- _Aim of the task_:
For the records that follow, restate each one word for word and leave the images behind.

..........

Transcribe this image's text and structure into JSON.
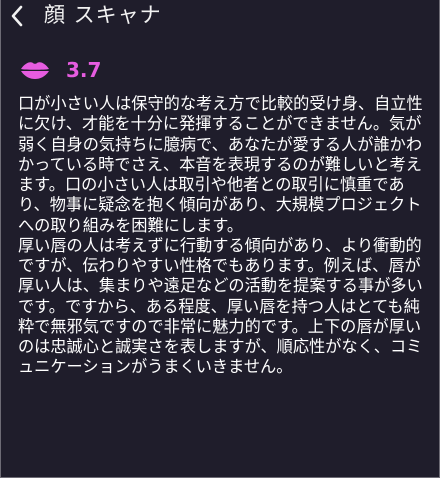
{
  "header": {
    "back_icon": "chevron-left-icon",
    "title": "顔 スキャナ"
  },
  "score": {
    "icon": "lips-icon",
    "value": "3.7",
    "accent_color": "#e65ce0"
  },
  "description": {
    "paragraphs": [
      "口が小さい人は保守的な考え方で比較的受け身、自立性に欠け、才能を十分に発揮することができません。気が弱く自身の気持ちに臆病で、あなたが愛する人が誰かわかっている時でさえ、本音を表現するのが難しいと考えます。口の小さい人は取引や他者との取引に慎重であり、物事に疑念を抱く傾向があり、大規模プロジェクトへの取り組みを困難にします。",
      "厚い唇の人は考えずに行動する傾向があり、より衝動的ですが、伝わりやすい性格でもあります。例えば、唇が厚い人は、集まりや遠足などの活動を提案する事が多いです。ですから、ある程度、厚い唇を持つ人はとても純粋で無邪気ですので非常に魅力的です。上下の唇が厚いのは忠誠心と誠実さを表しますが、順応性がなく、コミュニケーションがうまくいきません。"
    ]
  }
}
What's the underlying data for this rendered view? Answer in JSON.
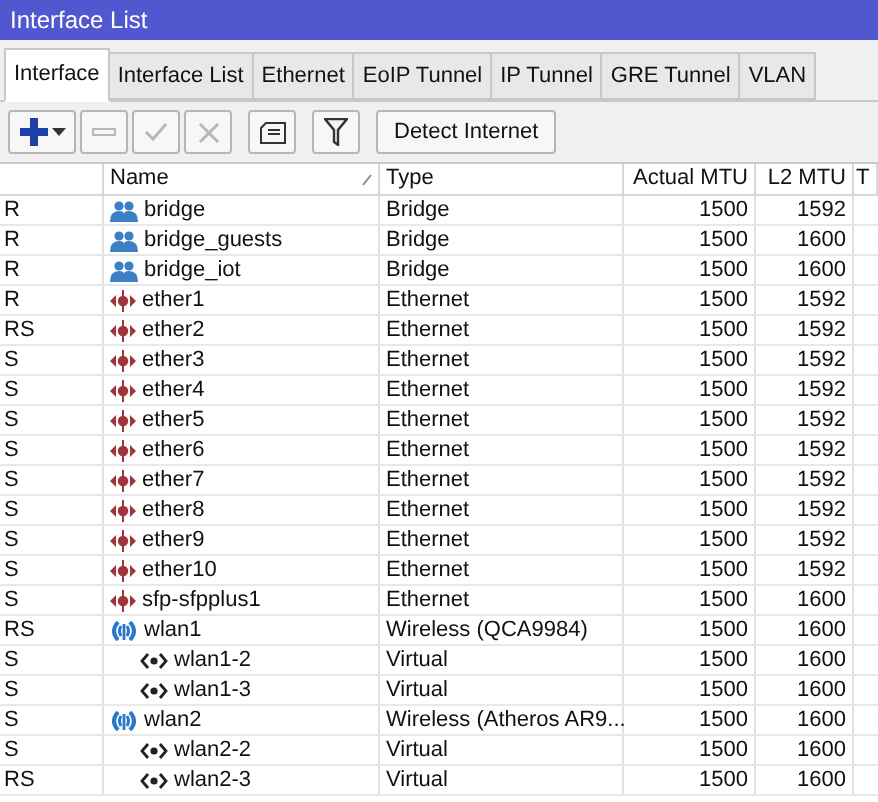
{
  "window": {
    "title": "Interface List"
  },
  "tabs": [
    {
      "label": "Interface",
      "selected": true
    },
    {
      "label": "Interface List",
      "selected": false
    },
    {
      "label": "Ethernet",
      "selected": false
    },
    {
      "label": "EoIP Tunnel",
      "selected": false
    },
    {
      "label": "IP Tunnel",
      "selected": false
    },
    {
      "label": "GRE Tunnel",
      "selected": false
    },
    {
      "label": "VLAN",
      "selected": false
    }
  ],
  "toolbar": [
    {
      "kind": "add",
      "disabled": false
    },
    {
      "kind": "remove",
      "disabled": true
    },
    {
      "kind": "enable",
      "disabled": true
    },
    {
      "kind": "disable",
      "disabled": true
    },
    {
      "kind": "comment",
      "disabled": false
    },
    {
      "kind": "filter",
      "disabled": false
    },
    {
      "kind": "text",
      "label": "Detect Internet",
      "disabled": false
    }
  ],
  "table": {
    "columns": [
      {
        "label": "Name",
        "sorted": true
      },
      {
        "label": "Type",
        "sorted": false
      },
      {
        "label": "Actual MTU",
        "sorted": false
      },
      {
        "label": "L2 MTU",
        "sorted": false
      },
      {
        "label": "T",
        "sorted": false
      }
    ],
    "rows": [
      {
        "flags": "R",
        "kind": "bridge",
        "name": "bridge",
        "type": "Bridge",
        "actual_mtu": "1500",
        "l2_mtu": "1592"
      },
      {
        "flags": "R",
        "kind": "bridge",
        "name": "bridge_guests",
        "type": "Bridge",
        "actual_mtu": "1500",
        "l2_mtu": "1600"
      },
      {
        "flags": "R",
        "kind": "bridge",
        "name": "bridge_iot",
        "type": "Bridge",
        "actual_mtu": "1500",
        "l2_mtu": "1600"
      },
      {
        "flags": "R",
        "kind": "ethernet",
        "name": "ether1",
        "type": "Ethernet",
        "actual_mtu": "1500",
        "l2_mtu": "1592"
      },
      {
        "flags": "RS",
        "kind": "ethernet",
        "name": "ether2",
        "type": "Ethernet",
        "actual_mtu": "1500",
        "l2_mtu": "1592"
      },
      {
        "flags": "S",
        "kind": "ethernet",
        "name": "ether3",
        "type": "Ethernet",
        "actual_mtu": "1500",
        "l2_mtu": "1592"
      },
      {
        "flags": "S",
        "kind": "ethernet",
        "name": "ether4",
        "type": "Ethernet",
        "actual_mtu": "1500",
        "l2_mtu": "1592"
      },
      {
        "flags": "S",
        "kind": "ethernet",
        "name": "ether5",
        "type": "Ethernet",
        "actual_mtu": "1500",
        "l2_mtu": "1592"
      },
      {
        "flags": "S",
        "kind": "ethernet",
        "name": "ether6",
        "type": "Ethernet",
        "actual_mtu": "1500",
        "l2_mtu": "1592"
      },
      {
        "flags": "S",
        "kind": "ethernet",
        "name": "ether7",
        "type": "Ethernet",
        "actual_mtu": "1500",
        "l2_mtu": "1592"
      },
      {
        "flags": "S",
        "kind": "ethernet",
        "name": "ether8",
        "type": "Ethernet",
        "actual_mtu": "1500",
        "l2_mtu": "1592"
      },
      {
        "flags": "S",
        "kind": "ethernet",
        "name": "ether9",
        "type": "Ethernet",
        "actual_mtu": "1500",
        "l2_mtu": "1592"
      },
      {
        "flags": "S",
        "kind": "ethernet",
        "name": "ether10",
        "type": "Ethernet",
        "actual_mtu": "1500",
        "l2_mtu": "1592"
      },
      {
        "flags": "S",
        "kind": "ethernet",
        "name": "sfp-sfpplus1",
        "type": "Ethernet",
        "actual_mtu": "1500",
        "l2_mtu": "1600"
      },
      {
        "flags": "RS",
        "kind": "wireless",
        "name": "wlan1",
        "type": "Wireless (QCA9984)",
        "actual_mtu": "1500",
        "l2_mtu": "1600",
        "children": [
          {
            "flags": "S",
            "kind": "virtual",
            "name": "wlan1-2",
            "type": "Virtual",
            "actual_mtu": "1500",
            "l2_mtu": "1600"
          },
          {
            "flags": "S",
            "kind": "virtual",
            "name": "wlan1-3",
            "type": "Virtual",
            "actual_mtu": "1500",
            "l2_mtu": "1600"
          }
        ]
      },
      {
        "flags": "S",
        "kind": "wireless",
        "name": "wlan2",
        "type": "Wireless (Atheros AR9...",
        "actual_mtu": "1500",
        "l2_mtu": "1600",
        "children": [
          {
            "flags": "S",
            "kind": "virtual",
            "name": "wlan2-2",
            "type": "Virtual",
            "actual_mtu": "1500",
            "l2_mtu": "1600"
          },
          {
            "flags": "RS",
            "kind": "virtual",
            "name": "wlan2-3",
            "type": "Virtual",
            "actual_mtu": "1500",
            "l2_mtu": "1600"
          }
        ]
      }
    ]
  }
}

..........

- _Response to this task_:
Transcribe this image's text and structure into JSON.
{
  "header": {
    "back_icon": "chevron-left-icon",
    "title": "顔 スキャナ"
  },
  "score": {
    "icon": "lips-icon",
    "value": "3.7",
    "accent_color": "#e65ce0"
  },
  "description": {
    "paragraphs": [
      "口が小さい人は保守的な考え方で比較的受け身、自立性に欠け、才能を十分に発揮することができません。気が弱く自身の気持ちに臆病で、あなたが愛する人が誰かわかっている時でさえ、本音を表現するのが難しいと考えます。口の小さい人は取引や他者との取引に慎重であり、物事に疑念を抱く傾向があり、大規模プロジェクトへの取り組みを困難にします。",
      "厚い唇の人は考えずに行動する傾向があり、より衝動的ですが、伝わりやすい性格でもあります。例えば、唇が厚い人は、集まりや遠足などの活動を提案する事が多いです。ですから、ある程度、厚い唇を持つ人はとても純粋で無邪気ですので非常に魅力的です。上下の唇が厚いのは忠誠心と誠実さを表しますが、順応性がなく、コミュニケーションがうまくいきません。"
    ]
  }
}
What's the underlying data for this rendered view? Answer in JSON.
{
  "window": {
    "title": "Interface List"
  },
  "tabs": [
    {
      "label": "Interface",
      "selected": true
    },
    {
      "label": "Interface List",
      "selected": false
    },
    {
      "label": "Ethernet",
      "selected": false
    },
    {
      "label": "EoIP Tunnel",
      "selected": false
    },
    {
      "label": "IP Tunnel",
      "selected": false
    },
    {
      "label": "GRE Tunnel",
      "selected": false
    },
    {
      "label": "VLAN",
      "selected": false
    }
  ],
  "toolbar": [
    {
      "kind": "add",
      "disabled": false
    },
    {
      "kind": "remove",
      "disabled": true
    },
    {
      "kind": "enable",
      "disabled": true
    },
    {
      "kind": "disable",
      "disabled": true
    },
    {
      "kind": "comment",
      "disabled": false
    },
    {
      "kind": "filter",
      "disabled": false
    },
    {
      "kind": "text",
      "label": "Detect Internet",
      "disabled": false
    }
  ],
  "table": {
    "columns": [
      {
        "label": "Name",
        "sorted": true
      },
      {
        "label": "Type",
        "sorted": false
      },
      {
        "label": "Actual MTU",
        "sorted": false
      },
      {
        "label": "L2 MTU",
        "sorted": false
      },
      {
        "label": "T",
        "sorted": false
      }
    ],
    "rows": [
      {
        "flags": "R",
        "kind": "bridge",
        "name": "bridge",
        "type": "Bridge",
        "actual_mtu": "1500",
        "l2_mtu": "1592"
      },
      {
        "flags": "R",
        "kind": "bridge",
        "name": "bridge_guests",
        "type": "Bridge",
        "actual_mtu": "1500",
        "l2_mtu": "1600"
      },
      {
        "flags": "R",
        "kind": "bridge",
        "name": "bridge_iot",
        "type": "Bridge",
        "actual_mtu": "1500",
        "l2_mtu": "1600"
      },
      {
        "flags": "R",
        "kind": "ethernet",
        "name": "ether1",
        "type": "Ethernet",
        "actual_mtu": "1500",
        "l2_mtu": "1592"
      },
      {
        "flags": "RS",
        "kind": "ethernet",
        "name": "ether2",
        "type": "Ethernet",
        "actual_mtu": "1500",
        "l2_mtu": "1592"
      },
      {
        "flags": "S",
        "kind": "ethernet",
        "name": "ether3",
        "type": "Ethernet",
        "actual_mtu": "1500",
        "l2_mtu": "1592"
      },
      {
        "flags": "S",
        "kind": "ethernet",
        "name": "ether4",
        "type": "Ethernet",
        "actual_mtu": "1500",
        "l2_mtu": "1592"
      },
      {
        "flags": "S",
        "kind": "ethernet",
        "name": "ether5",
        "type": "Ethernet",
        "actual_mtu": "1500",
        "l2_mtu": "1592"
      },
      {
        "flags": "S",
        "kind": "ethernet",
        "name": "ether6",
        "type": "Ethernet",
        "actual_mtu": "1500",
        "l2_mtu": "1592"
      },
      {
        "flags": "S",
        "kind": "ethernet",
        "name": "ether7",
        "type": "Ethernet",
        "actual_mtu": "1500",
        "l2_mtu": "1592"
      },
      {
        "flags": "S",
        "kind": "ethernet",
        "name": "ether8",
        "type": "Ethernet",
        "actual_mtu": "1500",
        "l2_mtu": "1592"
      },
      {
        "flags": "S",
        "kind": "ethernet",
        "name": "ether9",
        "type": "Ethernet",
        "actual_mtu": "1500",
        "l2_mtu": "1592"
      },
      {
        "flags": "S",
        "kind": "ethernet",
        "name": "ether10",
        "type": "Ethernet",
        "actual_mtu": "1500",
        "l2_mtu": "1592"
      },
      {
        "flags": "S",
        "kind": "ethernet",
        "name": "sfp-sfpplus1",
        "type": "Ethernet",
        "actual_mtu": "1500",
        "l2_mtu": "1600"
      },
      {
        "flags": "RS",
        "kind": "wireless",
        "name": "wlan1",
        "type": "Wireless (QCA9984)",
        "actual_mtu": "1500",
        "l2_mtu": "1600",
        "children": [
          {
            "flags": "S",
            "kind": "virtual",
            "name": "wlan1-2",
            "type": "Virtual",
            "actual_mtu": "1500",
            "l2_mtu": "1600"
          },
          {
            "flags": "S",
            "kind": "virtual",
            "name": "wlan1-3",
            "type": "Virtual",
            "actual_mtu": "1500",
            "l2_mtu": "1600"
          }
        ]
      },
      {
        "flags": "S",
        "kind": "wireless",
        "name": "wlan2",
        "type": "Wireless (Atheros AR9...",
        "actual_mtu": "1500",
        "l2_mtu": "1600",
        "children": [
          {
            "flags": "S",
            "kind": "virtual",
            "name": "wlan2-2",
            "type": "Virtual",
            "actual_mtu": "1500",
            "l2_mtu": "1600"
          },
          {
            "flags": "RS",
            "kind": "virtual",
            "name": "wlan2-3",
            "type": "Virtual",
            "actual_mtu": "1500",
            "l2_mtu": "1600"
          }
        ]
      }
    ]
  }
}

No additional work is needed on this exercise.